Both the web and many travel guide books are packed with travel information that can assist you with your preparations for your visit to Israel.
I offer some additional recommendations which I have listed in the following categories. My tips are based mainly on my personal experience and include ideas from friends and colleagues.


Your passport must be valid for at least six months from your planned return date. You will not be allowed to fly if this is not the case.
Photocopies: I recommend making two sets of photocopies of all your documents. One set should be left with a family member at home, and the other set should be kept with you but separate from the original document. Alternatively, an excellent idea is to scan all your documents and email them to your online account. This way your documents can be accessed when needed.
Drivers: bring your driving license even if you are not planning to drive.
Many hotels in Israel belong to international chains so if you are a member of the hotel chain clubs bring your membership card with you.
Prescriptions: Bring your medical and eye prescriptions – just in case!

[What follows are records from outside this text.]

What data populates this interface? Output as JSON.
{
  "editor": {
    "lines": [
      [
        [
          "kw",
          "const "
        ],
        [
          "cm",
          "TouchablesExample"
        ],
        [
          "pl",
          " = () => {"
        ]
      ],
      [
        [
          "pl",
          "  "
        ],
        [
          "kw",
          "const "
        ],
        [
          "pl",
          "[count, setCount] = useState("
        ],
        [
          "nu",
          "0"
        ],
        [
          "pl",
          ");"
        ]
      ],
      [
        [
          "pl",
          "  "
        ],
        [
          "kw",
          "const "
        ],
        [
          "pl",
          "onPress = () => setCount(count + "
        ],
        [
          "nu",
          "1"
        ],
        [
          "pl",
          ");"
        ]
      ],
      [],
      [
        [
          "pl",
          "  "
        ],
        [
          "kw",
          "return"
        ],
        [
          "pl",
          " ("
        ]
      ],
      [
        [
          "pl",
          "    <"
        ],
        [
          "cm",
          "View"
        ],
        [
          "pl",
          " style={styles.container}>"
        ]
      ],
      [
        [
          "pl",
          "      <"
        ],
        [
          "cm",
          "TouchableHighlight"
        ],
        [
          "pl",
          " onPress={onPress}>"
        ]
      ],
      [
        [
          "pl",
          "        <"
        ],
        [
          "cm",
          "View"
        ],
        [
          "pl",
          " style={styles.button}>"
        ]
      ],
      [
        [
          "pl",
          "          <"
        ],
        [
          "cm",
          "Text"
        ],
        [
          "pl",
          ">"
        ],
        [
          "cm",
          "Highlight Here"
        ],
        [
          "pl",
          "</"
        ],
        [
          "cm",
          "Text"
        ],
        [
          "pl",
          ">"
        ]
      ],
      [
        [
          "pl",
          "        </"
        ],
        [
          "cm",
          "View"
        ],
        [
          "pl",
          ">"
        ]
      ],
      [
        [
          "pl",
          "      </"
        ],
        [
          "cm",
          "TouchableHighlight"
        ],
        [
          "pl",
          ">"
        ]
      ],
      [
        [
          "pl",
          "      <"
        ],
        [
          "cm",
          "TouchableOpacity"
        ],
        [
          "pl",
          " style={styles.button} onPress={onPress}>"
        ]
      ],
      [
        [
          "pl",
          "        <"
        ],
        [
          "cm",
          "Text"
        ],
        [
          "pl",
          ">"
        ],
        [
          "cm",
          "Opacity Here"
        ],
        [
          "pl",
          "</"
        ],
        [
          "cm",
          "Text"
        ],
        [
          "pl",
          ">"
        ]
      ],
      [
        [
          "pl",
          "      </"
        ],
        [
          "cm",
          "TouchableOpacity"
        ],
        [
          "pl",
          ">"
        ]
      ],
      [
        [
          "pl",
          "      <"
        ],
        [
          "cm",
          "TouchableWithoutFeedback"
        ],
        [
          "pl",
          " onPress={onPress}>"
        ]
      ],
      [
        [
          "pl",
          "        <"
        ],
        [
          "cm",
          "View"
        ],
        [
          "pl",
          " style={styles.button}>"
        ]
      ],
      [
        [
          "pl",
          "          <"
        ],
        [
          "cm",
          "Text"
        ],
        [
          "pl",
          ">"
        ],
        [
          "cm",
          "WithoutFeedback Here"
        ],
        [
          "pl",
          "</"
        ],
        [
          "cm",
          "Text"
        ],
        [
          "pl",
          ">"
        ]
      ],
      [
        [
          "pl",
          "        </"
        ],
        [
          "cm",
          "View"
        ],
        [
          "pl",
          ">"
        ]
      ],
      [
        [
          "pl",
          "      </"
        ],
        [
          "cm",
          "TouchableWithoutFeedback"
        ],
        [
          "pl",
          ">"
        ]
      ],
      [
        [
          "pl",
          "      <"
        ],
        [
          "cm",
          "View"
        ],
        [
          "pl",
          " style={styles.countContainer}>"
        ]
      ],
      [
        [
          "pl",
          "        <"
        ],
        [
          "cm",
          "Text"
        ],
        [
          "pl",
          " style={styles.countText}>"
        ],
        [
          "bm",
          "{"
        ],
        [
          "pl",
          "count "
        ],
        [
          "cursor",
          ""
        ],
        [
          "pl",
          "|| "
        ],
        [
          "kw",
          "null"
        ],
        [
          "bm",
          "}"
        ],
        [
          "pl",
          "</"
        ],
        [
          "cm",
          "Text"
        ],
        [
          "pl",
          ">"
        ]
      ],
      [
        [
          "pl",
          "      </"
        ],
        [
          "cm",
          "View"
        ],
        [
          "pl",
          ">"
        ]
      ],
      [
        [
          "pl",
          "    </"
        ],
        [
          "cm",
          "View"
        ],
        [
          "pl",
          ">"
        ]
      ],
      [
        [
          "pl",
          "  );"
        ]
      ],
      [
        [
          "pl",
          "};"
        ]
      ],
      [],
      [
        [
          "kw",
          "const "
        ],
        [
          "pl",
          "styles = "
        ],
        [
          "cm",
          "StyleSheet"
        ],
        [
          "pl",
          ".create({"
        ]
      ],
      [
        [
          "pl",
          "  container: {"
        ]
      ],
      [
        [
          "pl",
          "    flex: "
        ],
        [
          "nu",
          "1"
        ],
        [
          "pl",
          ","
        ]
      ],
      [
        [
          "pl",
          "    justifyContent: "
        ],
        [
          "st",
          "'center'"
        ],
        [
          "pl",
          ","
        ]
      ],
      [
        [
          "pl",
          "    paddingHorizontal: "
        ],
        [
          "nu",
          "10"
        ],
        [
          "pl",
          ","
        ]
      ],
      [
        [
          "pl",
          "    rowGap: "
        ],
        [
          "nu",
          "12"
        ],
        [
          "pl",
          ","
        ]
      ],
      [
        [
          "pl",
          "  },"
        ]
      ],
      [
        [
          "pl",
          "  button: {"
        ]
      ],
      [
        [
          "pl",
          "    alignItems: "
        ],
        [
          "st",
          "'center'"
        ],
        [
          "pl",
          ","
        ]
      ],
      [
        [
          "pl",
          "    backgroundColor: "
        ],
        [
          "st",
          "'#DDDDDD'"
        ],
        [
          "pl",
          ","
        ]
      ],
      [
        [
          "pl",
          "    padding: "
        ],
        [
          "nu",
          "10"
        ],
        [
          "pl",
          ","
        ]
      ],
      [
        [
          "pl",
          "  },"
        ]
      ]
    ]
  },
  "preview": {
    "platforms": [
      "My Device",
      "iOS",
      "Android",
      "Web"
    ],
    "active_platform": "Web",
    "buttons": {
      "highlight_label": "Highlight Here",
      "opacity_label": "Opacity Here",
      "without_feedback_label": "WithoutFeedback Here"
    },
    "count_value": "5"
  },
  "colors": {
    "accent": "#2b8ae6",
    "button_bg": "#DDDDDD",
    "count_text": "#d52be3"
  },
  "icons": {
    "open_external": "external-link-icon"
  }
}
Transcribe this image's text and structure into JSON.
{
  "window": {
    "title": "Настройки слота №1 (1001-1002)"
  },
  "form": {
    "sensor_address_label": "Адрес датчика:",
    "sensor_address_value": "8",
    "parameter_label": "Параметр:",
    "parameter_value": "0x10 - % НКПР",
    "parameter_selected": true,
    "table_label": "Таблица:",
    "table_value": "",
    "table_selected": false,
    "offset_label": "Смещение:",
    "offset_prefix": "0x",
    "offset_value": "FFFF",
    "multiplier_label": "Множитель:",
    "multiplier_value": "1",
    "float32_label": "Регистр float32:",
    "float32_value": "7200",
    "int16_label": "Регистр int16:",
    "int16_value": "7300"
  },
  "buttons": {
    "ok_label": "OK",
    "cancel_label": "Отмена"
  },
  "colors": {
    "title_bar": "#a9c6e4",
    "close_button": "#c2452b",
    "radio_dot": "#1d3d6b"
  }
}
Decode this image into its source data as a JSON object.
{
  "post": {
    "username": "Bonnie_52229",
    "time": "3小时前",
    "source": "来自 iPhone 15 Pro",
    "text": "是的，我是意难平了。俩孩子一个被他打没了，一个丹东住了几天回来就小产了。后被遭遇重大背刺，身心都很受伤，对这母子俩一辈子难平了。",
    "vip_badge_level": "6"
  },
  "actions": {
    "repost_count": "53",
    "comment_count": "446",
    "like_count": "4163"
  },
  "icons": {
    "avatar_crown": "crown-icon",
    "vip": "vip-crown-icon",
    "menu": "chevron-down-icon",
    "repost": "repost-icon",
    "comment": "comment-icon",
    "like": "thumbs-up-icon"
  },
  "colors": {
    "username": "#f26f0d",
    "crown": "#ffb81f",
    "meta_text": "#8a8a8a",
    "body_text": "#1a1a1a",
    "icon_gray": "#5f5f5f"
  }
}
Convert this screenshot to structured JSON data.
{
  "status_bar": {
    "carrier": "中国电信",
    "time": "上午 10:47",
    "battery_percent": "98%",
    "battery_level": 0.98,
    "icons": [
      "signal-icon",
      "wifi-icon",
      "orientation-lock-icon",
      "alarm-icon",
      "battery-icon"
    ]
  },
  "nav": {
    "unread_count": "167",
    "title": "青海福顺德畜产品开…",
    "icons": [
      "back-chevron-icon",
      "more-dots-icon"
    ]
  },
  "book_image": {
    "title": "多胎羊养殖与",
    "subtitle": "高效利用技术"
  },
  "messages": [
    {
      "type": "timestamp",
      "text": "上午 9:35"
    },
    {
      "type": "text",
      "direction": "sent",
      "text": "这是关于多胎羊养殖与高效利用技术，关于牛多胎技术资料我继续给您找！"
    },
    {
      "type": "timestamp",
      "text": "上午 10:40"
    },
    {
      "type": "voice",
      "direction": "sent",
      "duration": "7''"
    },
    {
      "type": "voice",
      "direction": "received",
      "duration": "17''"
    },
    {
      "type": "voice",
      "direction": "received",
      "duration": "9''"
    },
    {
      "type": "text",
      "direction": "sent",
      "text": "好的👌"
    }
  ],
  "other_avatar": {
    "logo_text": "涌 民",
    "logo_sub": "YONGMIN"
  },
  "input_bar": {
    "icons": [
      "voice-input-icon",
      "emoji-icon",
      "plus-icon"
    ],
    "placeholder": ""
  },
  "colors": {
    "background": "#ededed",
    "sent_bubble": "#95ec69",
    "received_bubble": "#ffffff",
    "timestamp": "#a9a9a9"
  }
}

Buying Shekels: The best way to obtain shekels is by using your ATM card. Only ATM cards with 4 digit PIN numbers will work in the Israeli banking system. Money can also be exchanged at hotels, in banks, and in official money changing bureaus.
Shopping: You can pay almost anywhere with an internationally recognized credit card. My advice is to mainly use plastic. Additionally, all prices in stores and most vendors usually include all taxes in the price displayed. As a tourist you are entitled to a V.A.T. exemption. Ask the sales person for a receipt, and fill out the forms, which you will need to hand in at Ben Gurion Airport when you leave the country. You will receive the refund by mail at home at a later date.


Packing for Israel

My main advice is to dress casually and to be comfortable – everywhere you go! Israel has a very, very casual dress code as a way of life. Unless your group has plans that require it, you don’t need jackets, ties or cocktail gowns!!
Sabbath: The dressiest event you will be attending is Friday night dinner. For this, a white shirt, or a nice blouse is suitable attire.
Climate, seasons and dressing: Layers work!
Winter: Israel has a moderate climate, even in the winter. You do not need have snow parkas, winter boots, wool pants or very warm sweaters. You won’t need to wear them! Rather, light layers work best: T shirts and long sleeve polos; fleece pullovers; light jackets and light rain gear usually work for all conditions.
Summer: In the summer, I would recommend a few articles Israelis love and should be adopted by you:
Sandals! I spend the whole summer wearing my sandals and I recommend you do the same.
Bring a lightweight fleece jacket for summer evenings in the mountains where it can be chilly or for traveling on air-conditioned busses and indoor venues that may be overcooled.
Bring with you that incredible invention of pants with zip-off parts. These are perfect for touring in Israel, enabling you to visit a holy site in the morning and then go hiking in the afternoon. Zip the bottom part of the pants on or off, and you are dressed for all occasions.
Women will need to cover their arms for visiting the kotel, mosques, and some churches. Also the synagogues in Sefad require modest attire. Be sure to have a scarf to put over your head and shoulders or a long sleeved blouse with you for visiting these sights. It is preferable to wear a skirt rather than pants or shorts.

Day Pack
I recommend that every traveler carries a day pack containing a few useful items for daily use: sun block, hat, water bottle, book, jacket or pullover. You won’t need to carry your daypack to all the sites but having these items handy on the tour bus or in the mini-van will be essential for your comfort throughout the tour.

Traveling in modern times we carry many devices and appliances that need to be charged occasionally: laptop, digital camera, shaver, I-pod, hair dryer. The power in Israel differs from the US both with the outlet size and shape, and also with a different voltage system. To charge your appliances, you will need both an adapter and a converter. Bring them with you from home, as they are more expensive to buy in Israel.



The three major health issues that affect travelers to Israel are:

  • Dehydration
  • Sunburn
  • Stomach upsets

My tips to prevent these hazards are:

  • Drink plenty of water to prevent dehydration.
  • Be generous with your sun block and stay out of the sun at midday to prevent sunburn.
  • Wash your hands often to prevent stomach issues.